'Economic game-changer': Ground broken on Drexel/Tower Health medical school in Wyomissing - 6/17/2019
Ground was broken Monday morning for the future medical school that will stand on what used to be a parking lot for the former VF Outlet Center in Wyomissing.
The Drexel University College of Medicine at Tower Health is scheduled to open at The Knitting Mills for the 2020-21 academic year.
According to local officials, it's part of a potential economic boom not only to Wyomissing and West Reading, but to all of Berks County.
“It's an economic game-changer for Reading and Berks,” said county commissioners President Christian Y. Leinbach, who attended the rainy-morning ceremony with several dignitaries, including Tower Health President and CEO Clint Matthews; Drexel University President John Fry; and Dr. Daniel Schidlow, the Drexel College of Medicine dean.
The school is being built on Parcel 9, across the railroad tracks from the former outlet mall.
Tower Health and Drexel signed a 20-year academic agreement in February, and third-year Drexel medical students began their core clinical rotations at Reading Hospital on May 29.
The school will train 200 students and feature traditional classrooms, learning communities and lecture halls, as well as state-of-the-art technology, Tower Health said in a press release. Students will be able to learn via simulated patient rooms, anatomy laboratories and simulation labs. Other features will include a fitness center, a library, a game room and a cafe.
“It is arguably the sixth college or university in the area,” Leinbach said. “That's well above the norm for a county of our size.”
Leinbach said that Drexel would not have signed the deal with Tower without The Knitting Mills redevelopment.

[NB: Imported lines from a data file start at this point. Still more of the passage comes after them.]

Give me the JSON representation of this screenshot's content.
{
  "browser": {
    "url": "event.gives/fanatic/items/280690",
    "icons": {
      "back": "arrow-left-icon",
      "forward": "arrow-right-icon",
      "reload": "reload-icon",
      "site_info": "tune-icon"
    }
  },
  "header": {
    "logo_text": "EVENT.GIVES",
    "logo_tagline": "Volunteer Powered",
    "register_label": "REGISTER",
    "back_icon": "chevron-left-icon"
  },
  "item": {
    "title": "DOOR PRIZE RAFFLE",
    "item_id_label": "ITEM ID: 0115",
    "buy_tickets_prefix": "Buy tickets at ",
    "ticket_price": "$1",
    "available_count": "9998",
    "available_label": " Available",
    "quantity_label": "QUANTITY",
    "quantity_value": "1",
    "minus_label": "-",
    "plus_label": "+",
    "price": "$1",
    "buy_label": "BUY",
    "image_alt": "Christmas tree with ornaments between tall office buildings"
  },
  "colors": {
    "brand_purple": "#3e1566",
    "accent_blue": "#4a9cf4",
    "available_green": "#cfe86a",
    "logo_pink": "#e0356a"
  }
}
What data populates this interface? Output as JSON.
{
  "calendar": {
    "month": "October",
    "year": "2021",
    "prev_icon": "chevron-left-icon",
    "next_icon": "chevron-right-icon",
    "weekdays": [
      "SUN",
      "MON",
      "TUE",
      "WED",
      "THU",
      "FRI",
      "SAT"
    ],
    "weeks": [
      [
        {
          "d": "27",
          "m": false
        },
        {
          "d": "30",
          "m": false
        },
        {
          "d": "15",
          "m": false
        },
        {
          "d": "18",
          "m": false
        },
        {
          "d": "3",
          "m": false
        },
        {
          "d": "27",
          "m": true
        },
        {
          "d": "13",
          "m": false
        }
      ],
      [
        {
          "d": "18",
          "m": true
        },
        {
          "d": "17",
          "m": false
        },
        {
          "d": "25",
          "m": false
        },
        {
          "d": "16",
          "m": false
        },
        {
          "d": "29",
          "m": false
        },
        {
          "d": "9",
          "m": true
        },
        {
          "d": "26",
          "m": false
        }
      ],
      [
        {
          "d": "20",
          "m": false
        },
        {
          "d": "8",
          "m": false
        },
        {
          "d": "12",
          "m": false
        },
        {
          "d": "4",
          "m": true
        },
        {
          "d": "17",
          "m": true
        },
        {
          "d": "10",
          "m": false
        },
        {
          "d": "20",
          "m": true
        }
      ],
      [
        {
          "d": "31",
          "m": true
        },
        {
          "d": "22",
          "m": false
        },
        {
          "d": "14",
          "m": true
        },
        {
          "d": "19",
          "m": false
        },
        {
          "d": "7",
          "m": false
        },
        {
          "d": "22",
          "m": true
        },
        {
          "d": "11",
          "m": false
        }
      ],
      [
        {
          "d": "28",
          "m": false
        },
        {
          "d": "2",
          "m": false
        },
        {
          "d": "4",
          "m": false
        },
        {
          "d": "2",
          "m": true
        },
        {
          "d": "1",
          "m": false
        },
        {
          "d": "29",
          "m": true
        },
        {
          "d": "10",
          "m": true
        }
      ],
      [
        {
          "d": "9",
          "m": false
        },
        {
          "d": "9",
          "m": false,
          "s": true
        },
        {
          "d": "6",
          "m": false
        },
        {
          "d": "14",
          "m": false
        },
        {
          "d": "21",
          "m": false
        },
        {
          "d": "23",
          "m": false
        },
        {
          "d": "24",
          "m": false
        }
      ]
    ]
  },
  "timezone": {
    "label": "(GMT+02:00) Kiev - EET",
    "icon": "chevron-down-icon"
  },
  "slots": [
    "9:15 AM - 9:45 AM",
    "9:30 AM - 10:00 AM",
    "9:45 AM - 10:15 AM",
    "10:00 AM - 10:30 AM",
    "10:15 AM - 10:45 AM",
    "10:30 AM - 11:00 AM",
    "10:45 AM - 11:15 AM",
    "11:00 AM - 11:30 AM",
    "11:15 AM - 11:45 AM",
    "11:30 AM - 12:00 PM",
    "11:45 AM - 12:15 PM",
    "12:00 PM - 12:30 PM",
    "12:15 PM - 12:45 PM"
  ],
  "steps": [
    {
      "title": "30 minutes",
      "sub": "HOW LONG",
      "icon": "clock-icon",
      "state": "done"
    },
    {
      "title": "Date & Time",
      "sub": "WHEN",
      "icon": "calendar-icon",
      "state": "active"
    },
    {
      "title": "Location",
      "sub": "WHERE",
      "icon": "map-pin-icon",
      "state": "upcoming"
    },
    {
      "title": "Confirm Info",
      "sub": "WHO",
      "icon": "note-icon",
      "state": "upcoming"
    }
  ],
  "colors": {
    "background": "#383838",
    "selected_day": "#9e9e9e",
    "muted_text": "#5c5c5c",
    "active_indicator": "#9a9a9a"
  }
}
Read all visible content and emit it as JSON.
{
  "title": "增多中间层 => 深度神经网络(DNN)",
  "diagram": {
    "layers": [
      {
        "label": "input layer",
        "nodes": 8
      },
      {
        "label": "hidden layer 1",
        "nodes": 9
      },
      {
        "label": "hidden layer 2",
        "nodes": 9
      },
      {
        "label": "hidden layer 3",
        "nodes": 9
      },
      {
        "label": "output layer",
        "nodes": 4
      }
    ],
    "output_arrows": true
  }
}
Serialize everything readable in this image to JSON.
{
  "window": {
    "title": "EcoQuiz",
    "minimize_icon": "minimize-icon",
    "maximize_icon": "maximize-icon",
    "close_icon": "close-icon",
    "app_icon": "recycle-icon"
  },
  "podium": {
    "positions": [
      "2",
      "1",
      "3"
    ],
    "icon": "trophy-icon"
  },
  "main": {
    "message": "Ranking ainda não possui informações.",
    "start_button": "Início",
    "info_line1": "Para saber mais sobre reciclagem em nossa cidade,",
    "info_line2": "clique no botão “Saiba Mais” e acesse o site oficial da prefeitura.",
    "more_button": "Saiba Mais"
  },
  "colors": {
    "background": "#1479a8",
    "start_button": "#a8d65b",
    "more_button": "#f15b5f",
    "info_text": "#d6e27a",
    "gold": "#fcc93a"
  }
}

He also said that Drexel officials were intrigued by the site being next to railroad tracks and would like passenger-rail service to resume to Berks from Philadelphia with a stop in Wyomissing.
“This is a potential game changer — resuming rail service,” Leinbach said.
The school will also help in keeping Berks' economy diversified.
Randy Peers, president and CEO of the Greater Reading Chamber Alliance, said that health care is the second-largest sector in Berks by employment with 31,100 workers, putting it just behind manufacturing at 32,200.
Health care is third in gross domestic product for the county, contributing 12.8%.
“Health care as a percentage of the local economy will continue to grow as the population gets older,” Peers said. “Therefore, it's incredibly important from a diversified economy perspective.”
“We have the foundation of what could turn the region into a top-tier medical services region,” Leinbach said. “Up the road we have Penn State Health St. Joseph's, and there's a huge opportunity to see tremendous growth in the medical field.”
Keeping doctors here
Tower Health's Matthews said that the school will help prevent a brain drain from the county, citing a study that found 40% of doctors practice where they went to medical school.
“There's a need for primary care physicians (as the population gets older),” Matthews said. “In all of our markets, there's a deficit of primary care physicians.”
Nationally, he said, there will be a shortage of 120,000 primary care physicians nationwide by 2022.
The medical school is part of a redevelopment boom on the former VF site, which is being rebuilt by Equus Capital Partners.
Teleflex is building a medical device research facility next to the school. Across the railroad tracks, UGI Energy Services' new headquarters in the former Blue building is almost complete, and Sly Fox brewery officially opened its restaurant Sunday. VF Outlet relocated its store into the former Designers Building, and Orthopaedic Associates of Reading has also opened.
Construction is underway on a new Wawa at the corner of Penn and Park avenues.
Peers said the growth could spill outside the immediate area.
“This is the theory of density model," Peers said. "When density is maxed out in a small but desirable geographic area, it will migrate to the next nearest area that can absorb such growth.
“In this case, downtown Reading, the 18th Ward and Buttonwood Gateway are the likely beneficiaries of this migration.”